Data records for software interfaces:
>>>
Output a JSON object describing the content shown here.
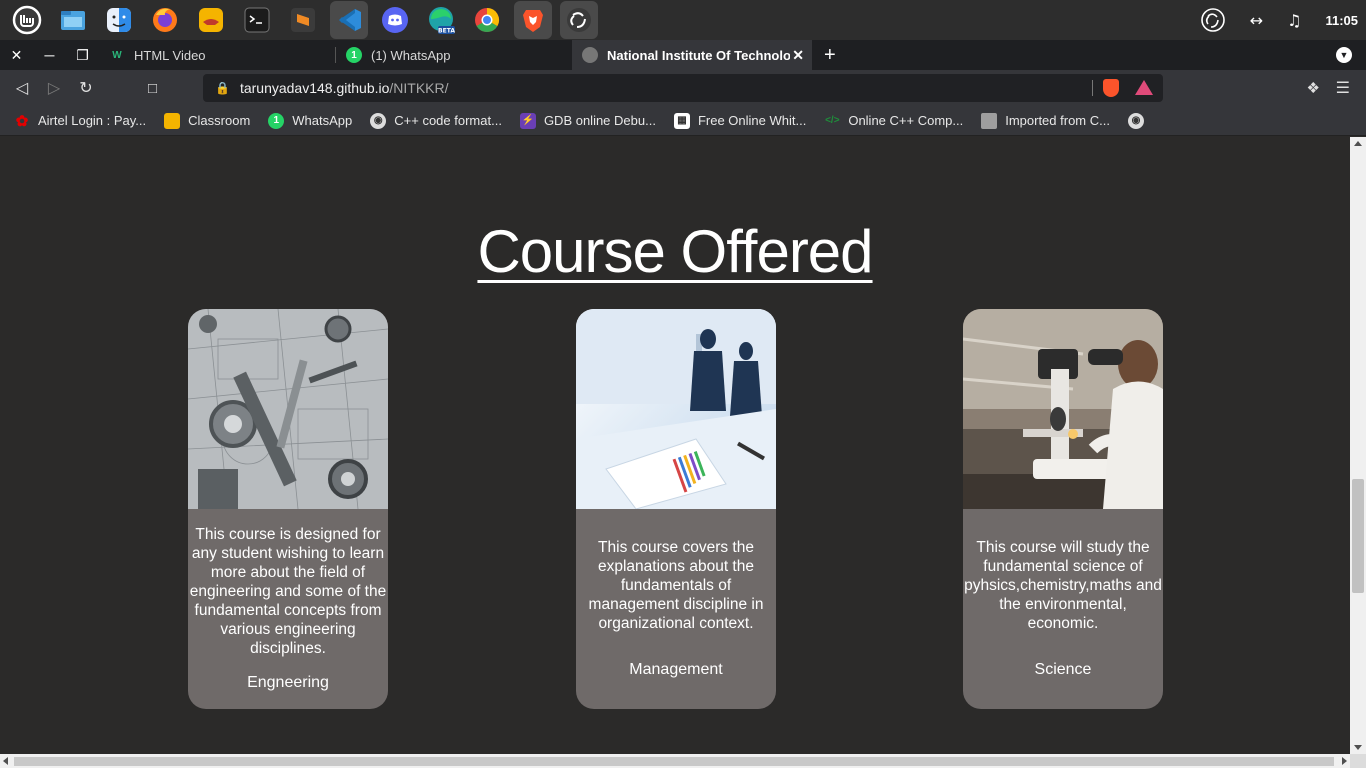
{
  "taskbar": {
    "apps": [
      {
        "name": "mint-menu-icon",
        "glyph": "m",
        "color": "#3a3a3a"
      },
      {
        "name": "files-icon",
        "glyph": "",
        "color": "#4aa3df"
      },
      {
        "name": "finder-icon",
        "glyph": "",
        "color": "#3a8fe8"
      },
      {
        "name": "firefox-icon",
        "glyph": "",
        "color": "#ff7a1a"
      },
      {
        "name": "genie-icon",
        "glyph": "",
        "color": "#f5b400"
      },
      {
        "name": "terminal-icon",
        "glyph": ">_",
        "color": "#1b1b1b"
      },
      {
        "name": "sublime-icon",
        "glyph": "S",
        "color": "#f08a24"
      },
      {
        "name": "vscode-icon",
        "glyph": "",
        "color": "#2d8cdb"
      },
      {
        "name": "discord-icon",
        "glyph": "",
        "color": "#5865f2"
      },
      {
        "name": "edge-beta-icon",
        "glyph": "",
        "color": "#1fa3a8"
      },
      {
        "name": "chrome-icon",
        "glyph": "",
        "color": "#e8453c"
      },
      {
        "name": "brave-icon",
        "glyph": "",
        "color": "#fb542b"
      },
      {
        "name": "obs-icon",
        "glyph": "",
        "color": "#444444"
      }
    ],
    "clock": "11:05"
  },
  "tabs": [
    {
      "title": "HTML Video",
      "favicon_color": "#1e1f22",
      "favicon_text": "W"
    },
    {
      "title": "(1) WhatsApp",
      "favicon_color": "#25d366",
      "favicon_text": "1"
    },
    {
      "title": "National Institute Of Technolo",
      "favicon_color": "#666666",
      "favicon_text": "",
      "active": true
    }
  ],
  "address": {
    "host": "tarunyadav148.github.io",
    "path": "/NITKKR/"
  },
  "bookmarks": [
    {
      "label": "Airtel Login : Pay...",
      "icon_color": "#e40000"
    },
    {
      "label": "Classroom",
      "icon_color": "#f4b400"
    },
    {
      "label": "WhatsApp",
      "icon_color": "#25d366"
    },
    {
      "label": "C++ code format...",
      "icon_color": "#555555"
    },
    {
      "label": "GDB online Debu...",
      "icon_color": "#6a3fb5"
    },
    {
      "label": "Free Online Whit...",
      "icon_color": "#777777"
    },
    {
      "label": "Online C++ Comp...",
      "icon_color": "#1e8f3a"
    },
    {
      "label": "Imported from C...",
      "icon_color": "#9e9e9e"
    },
    {
      "label": "",
      "icon_color": "#555555"
    }
  ],
  "page": {
    "heading": "Course Offered",
    "courses": [
      {
        "name": "Engneering",
        "description": "This course is designed for any student wishing to learn more about the field of engineering and some of the fundamental concepts from various engineering disciplines."
      },
      {
        "name": "Management",
        "description": "This course covers the explanations about the fundamentals of management discipline in organizational context."
      },
      {
        "name": "Science",
        "description": "This course will study the fundamental science of pyhsics,chemistry,maths and the environmental, economic."
      }
    ]
  },
  "colors": {
    "page_bg": "#2b2a29",
    "card_bg": "#6f6a69",
    "tabbar_bg": "#1e1f22",
    "toolbar_bg": "#35363a"
  }
}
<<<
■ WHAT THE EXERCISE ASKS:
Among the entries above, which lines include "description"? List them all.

■ RESPONSE TO THE TASK:
        "description": "This course is designed for any student wishing to learn more about the field of engineering and some of the fundamental concepts from various engineering disciplines."
        "description": "This course covers the explanations about the fundamentals of management discipline in organizational context."
        "description": "This course will study the fundamental science of pyhsics,chemistry,maths and the environmental, economic."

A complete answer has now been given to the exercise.